#### To do:
The required result is each line of the entries below containing the string "экран".

....

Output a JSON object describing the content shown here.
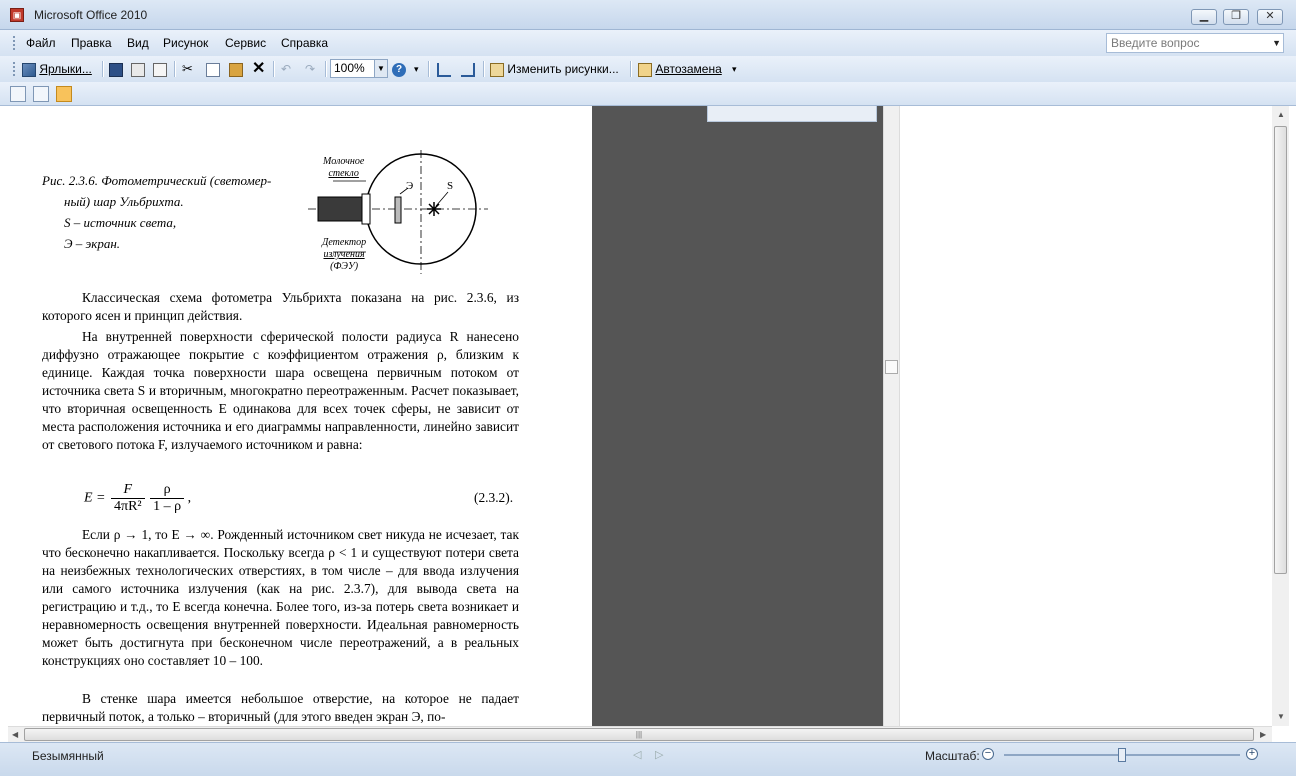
{
  "window": {
    "title": "Microsoft Office 2010"
  },
  "menu": {
    "items": [
      "Файл",
      "Правка",
      "Вид",
      "Рисунок",
      "Сервис",
      "Справка"
    ],
    "ask_placeholder": "Введите вопрос"
  },
  "toolbar": {
    "shortcuts_label": "Ярлыки...",
    "zoom": "100%",
    "edit_pictures_label": "Изменить рисунки...",
    "autocorrect_label": "Автозамена"
  },
  "document": {
    "caption_line1": "Рис. 2.3.6. Фотометрический (светомер-",
    "caption_line2": "ный) шар Ульбрихта.",
    "caption_line3": "S – источник света,",
    "caption_line4": "Э – экран.",
    "fig_labels": {
      "glass1": "Молочное",
      "glass2": "стекло",
      "screen": "Э",
      "source": "S",
      "det1": "Детектор",
      "det2": "излучения",
      "det3": "(ФЭУ)"
    },
    "p1": "Классическая схема фотометра Ульбрихта показана на рис. 2.3.6, из которого ясен и принцип действия.",
    "p2": "На внутренней поверхности сферической полости радиуса R нанесено диффузно отражающее покрытие с коэффициентом отражения ρ, близким к единице. Каждая точка поверхности шара освещена первичным потоком от источника света S и вторичным, многократно переотраженным. Расчет показывает, что вторичная освещенность E одинакова для всех точек сферы, не зависит от места расположения источника и его диаграммы направленности, линейно зависит от светового потока F, излучаемого источником и равна:",
    "formula": {
      "lhs": "E =",
      "num1": "F",
      "den1": "4πR²",
      "num2": "ρ",
      "den2": "1 – ρ",
      "tail": ","
    },
    "eq_number": "(2.3.2).",
    "p3": "Если ρ → 1, то E → ∞. Рожденный источником свет никуда не исчезает, так что бесконечно накапливается. Поскольку всегда ρ < 1 и существуют потери света на неизбежных технологических отверстиях, в том числе – для ввода излучения или самого источника излучения (как на рис. 2.3.7), для вывода света на регистрацию и т.д., то E всегда конечна. Более того, из-за потерь света возникает и неравномерность освещения внутренней поверхности. Идеальная равномерность может быть достигнута при бесконечном числе переотражений, а в реальных конструкциях оно составляет 10 – 100.",
    "p4": "В стенке шара имеется небольшое отверстие, на которое не падает первичный поток, а только – вторичный (для этого введен экран Э, по-"
  },
  "statusbar": {
    "filename": "Безымянный",
    "zoom_label": "Масштаб:",
    "zoom_level": 0.5
  },
  "colors": {
    "accent": "#f8c25b",
    "chrome": "#d5e2f2",
    "dark_pane": "#555555"
  }
}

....

#### Solution for this problem:
    "caption_line4": "Э – экран.",
    "p4": "В стенке шара имеется небольшое отверстие, на которое не падает первичный поток, а только – вторичный (для этого введен экран Э, по-"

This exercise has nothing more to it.